Days of heavy rainfall and high winds Monday coming from an atmospheric river — a huge plume of moisture extending over the Pacific and into the Northwest — in Washington state caused extensive flooding and mudslides that forced evacuations and closed schools and part of Interstate 5.
The National Weather Service issued flood warnings for several rivers around Western Washington, which has seen nearly ceaseless rain for about a week. Strong winds also hit the region Monday. Gusts pushed 60 mph (96 kph) in multiple places, including a gust of 58 mph (93 kph) at Seattle-Tacoma International Airport.
More than 158,000 customers were without power in Western Washington at one point Monday afternoon.
Later Monday, Gov. Jay Inslee declared a severe weather state of emergency in 14 Western Washington counties and said the state Emergency Management Division, with support from the Washington National Guard, would coordinate all incident-related assistance.
Get Boston local news, weather forecasts, lifestyle and entertainment stories to your inbox. Sign up for NBC Boston’s newsletters.
A state of emergency for the town of Hamilton was declared Sunday. People there, about 80 miles (129 kilometers) northeast of Seattle, were urged to evacuate.
Cars and trailers were packed into the parking lot outside the Red Cross evacuation site at Hamilton Baptist Church, where dozens of residents are waiting out the storm, the Skagit Valley Herald reported.
Skagit County officials were comparing this flood to severe flooding in 2009, when the Skagit and Samish rivers overflowed and caused damage to homes, farms and infrastructure,
U.S. & World
As the water made its way down the Skagit River, people were warned to expect flooding in Sedro-Woolley, Burlington and Mount Vernon. City officials in Mount Vernon on Monday afternoon recommended people living west of the Division Street Bridge evacuate because of the threat of potential significant flooding overnight.
Just south of the Canadian border in Sumas, Washington, officials said city hall was flooded and that the flooding event was looking like one not seen since 1990.
“At this point in time there is no reasonably safe way to drive to Bellingham without putting yourself or others at risk. Please do not drive through standing or rushing water,” the city's police department said via Twitter.
Nicole Postma, who owns a coffee stand in Sumas and is president of the Sumas Chamber of Commerce, told The Bellingham Herald Monday that people are nervous.
“We knew that the flood was imminent, but had no idea it would be like this," she said.
Southwest of Sumas, deputies using a Whatcom County Sheriff's Office rescue vehicle were evacuating stranded residents in the Everson area, officials said on Twitter.
Bellingham experienced record rainfall Sunday with a one-day total of 2.78 inches (7 centimeters), crushing the prior daily record from 1998 at 0.88 inches (2.2 centimeters), according to the National Weather Service.
All schools in the Bellingham, Washington, district and nearby districts were closed Monday because of dangerous travel conditions.
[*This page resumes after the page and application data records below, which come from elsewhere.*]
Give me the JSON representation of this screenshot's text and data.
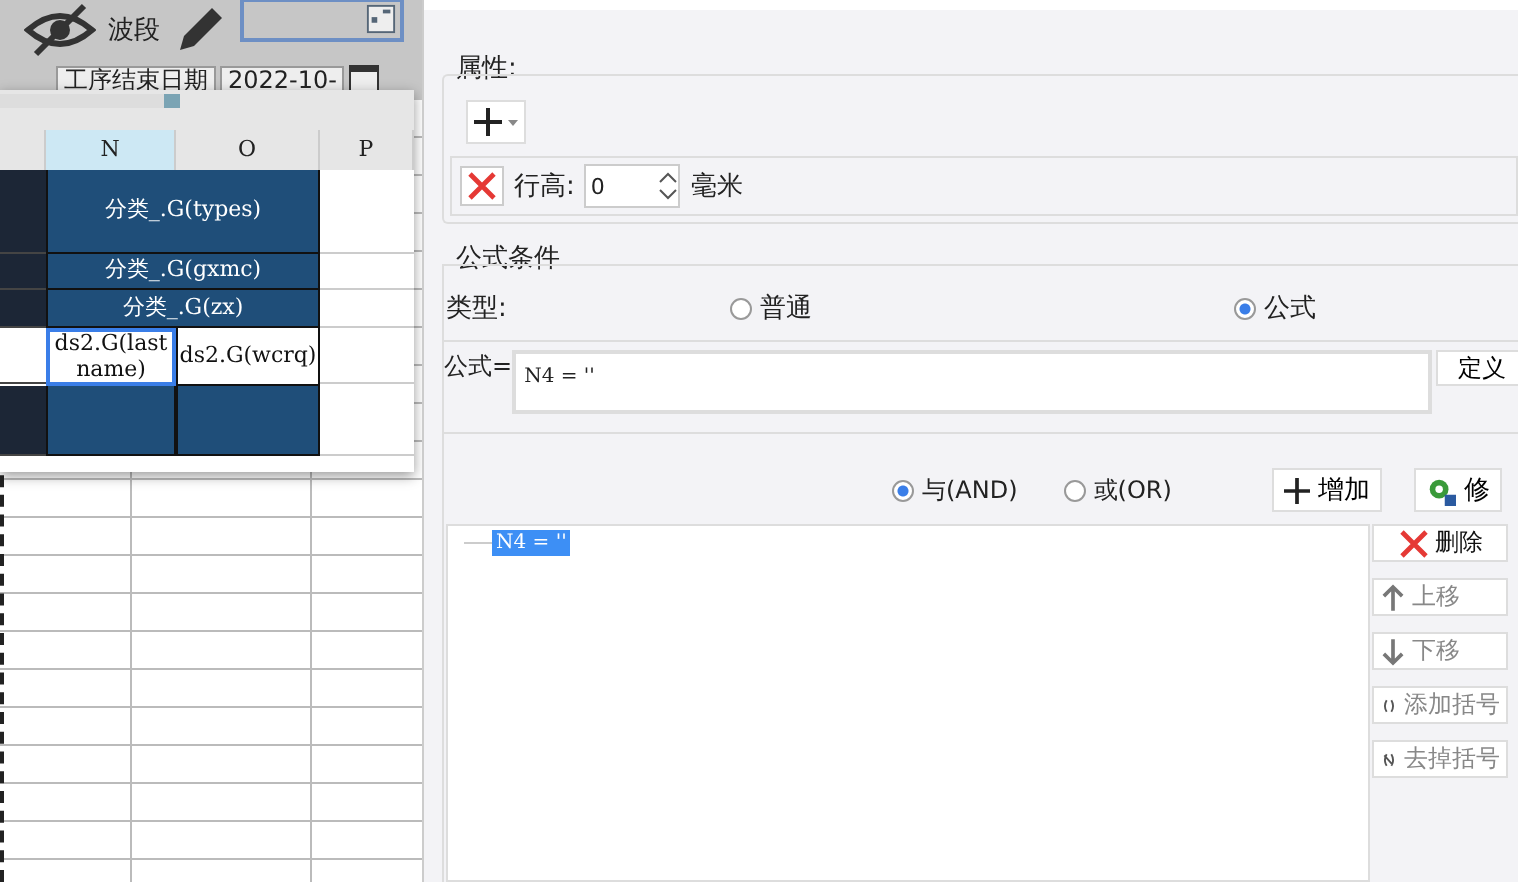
{
  "sheet": {
    "label": "波段",
    "date_label": "工序结束日期",
    "date_value": "2022-10-"
  },
  "preview": {
    "columns": [
      {
        "label": "N",
        "selected": true
      },
      {
        "label": "O",
        "selected": false
      },
      {
        "label": "P",
        "selected": false
      }
    ],
    "rows": [
      {
        "kind": "band",
        "cells": [
          {
            "text": "分类_.G(types)",
            "kind": "merged",
            "selected": false
          }
        ]
      },
      {
        "kind": "band",
        "cells": [
          {
            "text": "分类_.G(gxmc)",
            "kind": "merged",
            "selected": false
          }
        ]
      },
      {
        "kind": "band",
        "cells": [
          {
            "text": "分类_.G(zx)",
            "kind": "merged",
            "selected": false
          }
        ]
      },
      {
        "kind": "data",
        "cells": [
          {
            "text": "ds2.G(lastname)",
            "kind": "single",
            "selected": true
          },
          {
            "text": "ds2.G(wcrq)",
            "kind": "single",
            "selected": false
          }
        ]
      },
      {
        "kind": "band",
        "cells": [
          {
            "kind": "single",
            "selected": false
          },
          {
            "kind": "single",
            "selected": false
          }
        ]
      }
    ]
  },
  "properties": {
    "title": "属性:",
    "row_height_label": "行高:",
    "row_height_value": "0",
    "unit": "毫米"
  },
  "condition": {
    "title": "公式条件",
    "type_label": "类型:",
    "types": [
      {
        "label": "普通",
        "selected": false
      },
      {
        "label": "公式",
        "selected": true
      }
    ],
    "formula_label": "公式=",
    "formula": "N4 = ''",
    "define_button": "定义",
    "logic": [
      {
        "label": "与(AND)",
        "selected": true
      },
      {
        "label": "或(OR)",
        "selected": false
      }
    ],
    "add_button": "增加",
    "edit_button": "修",
    "conditions": [
      {
        "text": "N4 = ''",
        "selected": true
      }
    ],
    "actions": [
      {
        "label": "删除",
        "kind": "delete",
        "disabled": false
      },
      {
        "label": "上移",
        "kind": "up",
        "disabled": true
      },
      {
        "label": "下移",
        "kind": "down",
        "disabled": true
      },
      {
        "label": "添加括号",
        "kind": "bracket",
        "disabled": true
      },
      {
        "label": "去掉括号",
        "kind": "unbracket",
        "disabled": true
      }
    ]
  }
}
Mudslides closed part of Interstate 5 just south of Bellingham Monday afternoon with three cars stuck in the debris.
No one was seriously injured and the interstate was later shut in both directions overnight because of flooding and active slides, state Trooper Rocky Oliphant said on Twitter.
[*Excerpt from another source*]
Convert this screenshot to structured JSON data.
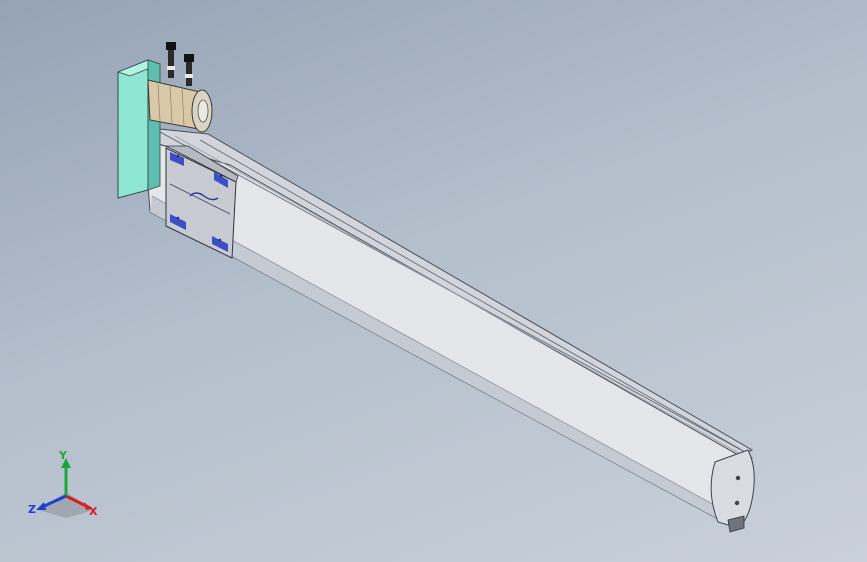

Caylon Coomes of Bellingham drove his truck and paddle board from his home near Lake Whatcom earlier on Monday to some flooded city streets near the interstate.
“It looked pretty good out there (by the lake) but the street looks a little bit better,” he said. He met another man in a parking lot and donning wetsuits they waded into the water and paddled away past vehicles stuck in the floodwaters.
On the Olympic Peninsula, several highways were closed in places and the U.S. Coast Guard helped local authorities evacuate people west of Forks, Washington. The agency said on Twitter there were about 10 people in danger and that no injuries had been reported.
A semitrailer truck tipped in heavy winds on the Deception Pass bridge and was leaning on the railing Monday, state troopers said. The driver was able to get out, according to the state patrol.
Emergency officials warned that people should expect to see water in low-lying roadways and should turn around rather than drive through water on the road. That water can be moving swiftly and be deeper than it seems, posing serious risk to people in vehicles.
Forecasters say conditions should improve by Tuesday after parts of the region have seen more than 6 inches (15 centimeters) of rain in the past several days.